Information confidentiality in the post-lockdown world
Until recently, most nations and corporations around the world were living with different threat and risk profiles. This year, we are all dealing with a global pandemic which is having a wide-reaching impact and threatens life as we know it.
In the realm of security, the facets of this threat have become clearer over recent months and especially so as we’ve navigated periods of lockdown.
Here we explore some of these threats, consider whether COVID-19 has simply unveiled them or indeed created them, and examine how this specifically affects the confidentiality of our information.
China & Russia – the dual threat to national security
China’s role in the discovery of COVID-19 will be scrutinised over the months to come, but in the meantime, suspicions and conspiracy theories swell as we tot up the reports of cyberattacks, foreign agents and espionage cases across the globe. The decision by the UK government to follow the US’S decision to remove Huawei’s 5G infrastructure is seen by many as an affirmation that China-UK relations are at a crossroads as we assess China’s influence and interwoven reach into our nation.
At the same time, we’ve also gained affirmation of the threat posed by Russia. The publication of the Russia Report confirmed what we all knew – Russia poses a threat to UK national security – while also exposing the fundamental error in countering the threat: essentially, no one is doing so as they don’t feel it is their responsibility. On a strategic level, the need for a more unified, simplified and internationally connected model of national security management is the key takeaway and we can see how this would benefit when tackling other threats.
Protecting the search for a vaccine
Health terrorism is not new, but it has really come to the fore with the search for a COVID-19 vaccine. Pharmaceutical industry espionage has been well-documented, more so now as the NCSC issues reports of Russian hacking attempts.
The sharing of incident reports and the ensuing ability to leverage a holistic view of the threat will play a big role in being able to identify health terrorism and counter it effectively. It’s interesting, some say disappointing, how the race to a vaccine for the health of the world has fast become one governed by economic market factors and purchasing power. It remains to be seen whether any cohesion will be achieved.
A rush to lockdown
In the corporate environment, the period of lockdown has proven especially challenging to information security. For those organisations who weren’t already set up for remote working or hadn’t prepared a response as part of a business continuity plan, there was a rushed shift to full remote working.
Recent reports have highlighted poor IT practices, and the need to educate home workers, resulting in reams of guidance on safe remote working practices from institutions such as the NCSC and CISA. The lockdown of offices and working environments has also created the perfect opportunity for adversaries to carry out targeted technical attacks, including the installation of eavesdropping devices.
Home office security
An increased level of remote working necessitates the need to review home offices for the level of protection they offer to confidential conversations in the same way as secure office spaces such as boardrooms do. More C-suite and senior executives are working from home than ever before so conversations on highly sensitive topics such as restructures, mergers and the like, have now moved to home offices, plus those working in industries or within roles which require confidentiality by their very nature have had to decamp from their protected working environments.
There has been an increase in residential survey requests.
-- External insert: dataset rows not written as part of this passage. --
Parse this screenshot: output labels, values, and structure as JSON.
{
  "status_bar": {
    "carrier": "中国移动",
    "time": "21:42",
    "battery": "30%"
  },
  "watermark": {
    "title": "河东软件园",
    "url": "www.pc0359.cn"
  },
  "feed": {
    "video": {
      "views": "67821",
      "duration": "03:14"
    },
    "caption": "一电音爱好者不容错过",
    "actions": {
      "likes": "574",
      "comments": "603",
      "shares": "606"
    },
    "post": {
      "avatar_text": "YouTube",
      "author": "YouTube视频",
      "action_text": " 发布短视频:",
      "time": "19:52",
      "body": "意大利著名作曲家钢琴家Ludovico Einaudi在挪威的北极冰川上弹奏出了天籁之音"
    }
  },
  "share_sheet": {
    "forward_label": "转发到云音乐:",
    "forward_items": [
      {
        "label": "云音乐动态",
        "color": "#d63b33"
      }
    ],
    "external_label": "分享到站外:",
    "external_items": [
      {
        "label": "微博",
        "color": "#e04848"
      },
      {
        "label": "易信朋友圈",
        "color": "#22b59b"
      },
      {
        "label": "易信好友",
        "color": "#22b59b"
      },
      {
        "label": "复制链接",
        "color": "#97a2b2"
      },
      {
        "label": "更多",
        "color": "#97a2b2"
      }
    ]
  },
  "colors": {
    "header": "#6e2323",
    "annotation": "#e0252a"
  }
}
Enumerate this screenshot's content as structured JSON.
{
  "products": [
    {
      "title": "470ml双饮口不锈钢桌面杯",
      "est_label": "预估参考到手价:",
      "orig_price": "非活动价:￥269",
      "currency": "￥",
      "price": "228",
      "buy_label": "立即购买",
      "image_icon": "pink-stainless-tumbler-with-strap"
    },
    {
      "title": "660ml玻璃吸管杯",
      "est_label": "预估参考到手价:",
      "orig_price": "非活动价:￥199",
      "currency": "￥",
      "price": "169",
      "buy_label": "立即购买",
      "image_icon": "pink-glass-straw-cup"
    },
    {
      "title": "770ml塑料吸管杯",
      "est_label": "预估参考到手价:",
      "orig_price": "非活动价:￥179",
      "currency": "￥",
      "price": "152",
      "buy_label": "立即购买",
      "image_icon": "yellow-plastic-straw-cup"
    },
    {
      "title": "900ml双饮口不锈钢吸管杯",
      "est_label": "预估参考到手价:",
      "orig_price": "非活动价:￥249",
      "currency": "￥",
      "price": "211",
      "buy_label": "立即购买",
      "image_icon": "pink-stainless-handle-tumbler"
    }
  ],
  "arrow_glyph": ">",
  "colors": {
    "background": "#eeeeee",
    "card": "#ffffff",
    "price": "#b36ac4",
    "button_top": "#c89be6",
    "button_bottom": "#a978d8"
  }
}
However, assuring confidentiality is – and always has been – a holistic affair. The detection of electronic eavesdropping threats, which many assume Technical Surveillance Counter-Measures (TSCM) constitutes, is only one element; for true protection, an evaluation of both the physical and cyber vulnerabilities and a strategy and measures to defend against these in the most effective way possible are needed.
Adapting to a new post-COVID-19 world
In order to stay competitive, we must consider how we continue to protect our information and conversational data. In security, we are intrinsically primed to understand and assess the threat to ensure we are prepared for the unpredictable, so arguably we are already well placed to support our organisations and colleagues to combat the threat posed by COVID-19.
With many companies now signalling a move to complete or increased remote working in the long term, there is now the need to consider how best to both maintain a high level of alert by employees and train them on the new threats which emerge. As the timeline of the pandemic has developed, the threat of malicious cyber activity has increased exponentially with attackers exploiting COVID-19 as a means of gaining access to information and financially scamming businesses and individuals.
Arguably then, there is a significant need to support colleagues with security training and security awareness briefings, and the market for effective virtual training and tailored awareness briefings is only set to grow.
As the economy takes a downturn, previous experience of recessions tells us that these times of increased personal and professional stress and uncertainty generate a higher level of insider threat. An incident of social engineering has already hit the headlines recently with the hack at Twitter, and there is no doubt that adversaries will be looking to prey on employees’ vulnerabilities for their own gains.
A combined programme of system and information access review, monitoring and recording, as well as education and timely employee leaver access revocation protocols will help to protect your most valuable assets.
Esoteric Ltd has a series of four content guides available on its website to help organisations to protect their confidential information during COVID-19 and beyond, featuring practical tips and guidance for security professionals.
The guides can be downloaded via https://www.esotericltd.com/register-for-covid-19-security-guides/
Emma Shaw CSyP